“I remember toward the beginning of the pandemic, I was like, man, I wonder if there’s places in the world that are not dealing with any of this craziness,” Bajkor said. In Montserrat, she believes she’s found such a place. She’s been able to take luxuriously mask-free breaths at art shows and drop her two children off at day care with little fear of the virus.
“There’s nothing that can kill you here except the volcano,” she concluded.
For the first two weeks, the visitors holed up in their rented villas. You couldn’t access a rental car until quarantine was complete, said Patrick Bennett, whose family visited in May and June.
“They check on you,” he said. “Every once in a while you hear a car slowly drive by.”
He did not feel trapped, he said, given that he, his wife and his 7- and 10-year-olds were coming from a 1,200-square-foot New York City apartment. Now, suddenly, they had a huge veranda.

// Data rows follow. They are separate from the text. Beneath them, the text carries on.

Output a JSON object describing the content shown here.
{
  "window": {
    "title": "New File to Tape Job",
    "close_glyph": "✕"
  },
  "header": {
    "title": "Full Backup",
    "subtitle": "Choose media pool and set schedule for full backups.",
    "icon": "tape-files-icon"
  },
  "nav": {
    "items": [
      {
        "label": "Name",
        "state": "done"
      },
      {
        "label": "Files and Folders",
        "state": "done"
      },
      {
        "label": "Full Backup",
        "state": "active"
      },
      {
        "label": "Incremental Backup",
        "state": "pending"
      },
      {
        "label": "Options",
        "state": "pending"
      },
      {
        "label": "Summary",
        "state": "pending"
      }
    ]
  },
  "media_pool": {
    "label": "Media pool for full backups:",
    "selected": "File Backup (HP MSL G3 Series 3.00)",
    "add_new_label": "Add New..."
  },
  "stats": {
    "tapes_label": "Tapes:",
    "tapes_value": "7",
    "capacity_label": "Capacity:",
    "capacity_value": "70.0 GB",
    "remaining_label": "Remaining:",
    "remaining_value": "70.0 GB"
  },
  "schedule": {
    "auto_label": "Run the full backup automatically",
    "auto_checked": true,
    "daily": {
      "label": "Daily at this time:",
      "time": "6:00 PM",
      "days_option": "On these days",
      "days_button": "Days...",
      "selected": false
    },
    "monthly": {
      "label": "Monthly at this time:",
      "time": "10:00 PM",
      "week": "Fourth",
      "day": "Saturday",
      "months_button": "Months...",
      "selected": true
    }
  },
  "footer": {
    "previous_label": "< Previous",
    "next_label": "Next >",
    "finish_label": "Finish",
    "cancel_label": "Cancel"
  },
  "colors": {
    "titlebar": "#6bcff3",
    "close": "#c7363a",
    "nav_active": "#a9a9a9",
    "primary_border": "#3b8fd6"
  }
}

Bennett runs a travel website called Uncommon Caribbean, which focuses on off-the-beaten-track locations. Even for him, experiencing an island without tourists was novel. What he found even more interesting was the locals’ commitment to the island. They were the ones who had stayed after the volcano drove thousands away.
In the evenings, the Cort family walked around Little Bay, which is slated to become the island’s new capital because the volcano wiped out the original one. “It would be fairly deserted,” Cort said.
But there are worse things than low population density during a pandemic.
How residents see it
“I wouldn’t say it’s been a huge success,” said Clover Lea, who runs Gingerbread Hill, a small hotel. She admitted that her answer was colored by the fact that she has not hosted any remote workers.
Andrew Myers, who owns a scuba shop, wondered why only people who made more than $70,000 were invited. (Technically, the primary applicant must make $70,000, but their family members can make less.)
“I don’t think that was the best choice,” he said. By lowering the financial standards, perhaps the island would have drawn more applicants. Still he noted that it has “worked out well” in the sense that “Montserrat stayed safe.”
How safe is unclear. As of this week there were five coronavirus cases on the island, but all were people in quarantine, according to Cherise Aymer, a spokesperson for the Office of the Premier’s Tourism Division. Beyond the 21 tourists, technical workers and residents of Montserrat have also come and gone during the pandemic. The Ministry of Health declined to say whether any remote workers had tested positive.
The parameters of this experiment will soon change. Come Oct. 1, all tourists — if they are vaccinated — will be welcome on the island. The remote worker program will continue without the vaccination requirement. And though authorities did not widely announce the change, the territory also recently stopped requiring a two-month minimum stay, Aymer said. That means the island will never have to confront the question of what to do if a tourist tries to leave before their time is up.